_What is being asked_
When a line in the entries below contains "icon", tally it; give the tally with nothing added.

_Records for the task_
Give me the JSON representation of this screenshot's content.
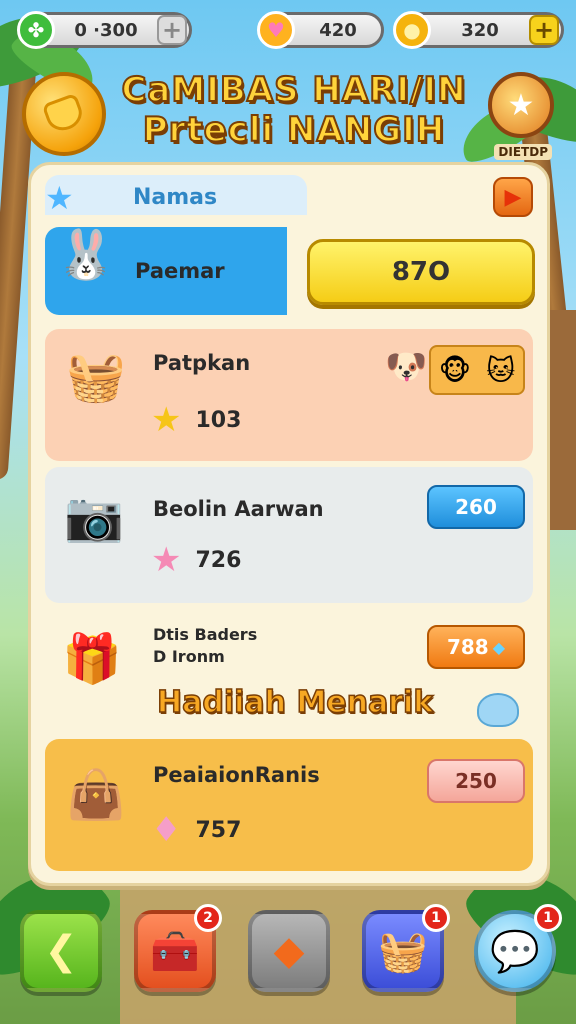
{
  "topbar": {
    "currency1": {
      "value": "0 ·300",
      "icon": "clover-icon"
    },
    "currency2": {
      "value": "420",
      "icon": "heart-coin-icon"
    },
    "currency3": {
      "value": "320",
      "icon": "gold-coin-icon"
    },
    "plus": "+"
  },
  "header": {
    "title_line1": "CaMIBAS HARI/IN",
    "title_line2": "Prtecli NANGIH",
    "badge_label": "DIETDP"
  },
  "panel": {
    "tab_label": "Namas",
    "rows": [
      {
        "label": "Paemar",
        "button": "87O",
        "icon": "rabbit-character-icon"
      },
      {
        "label": "Patpkan",
        "stat": "103",
        "stat_icon": "star-icon",
        "icon": "chest-character-icon"
      },
      {
        "label": "Beolin Aarwan",
        "stat": "726",
        "stat_icon": "pink-star-icon",
        "button": "260",
        "icon": "camera-icon"
      },
      {
        "label_line1": "Dtis Baders",
        "label_line2": "D Ironm",
        "button": "788",
        "icon": "treasure-chest-icon"
      },
      {
        "label": "PeaiaionRanis",
        "stat": "757",
        "stat_icon": "pink-gem-icon",
        "button": "250",
        "icon": "treasure-bag-icon"
      }
    ],
    "banner": "Hadiiah Menarik"
  },
  "nav": {
    "badges": [
      "2",
      "1",
      "1"
    ]
  },
  "colors": {
    "accent_yellow": "#f5cd16",
    "row_blue": "#2fa5ec",
    "row_peach": "#fcd1b4",
    "row_grey": "#e8ecec",
    "row_orange": "#f7be4a"
  }
}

_Solved problem_
11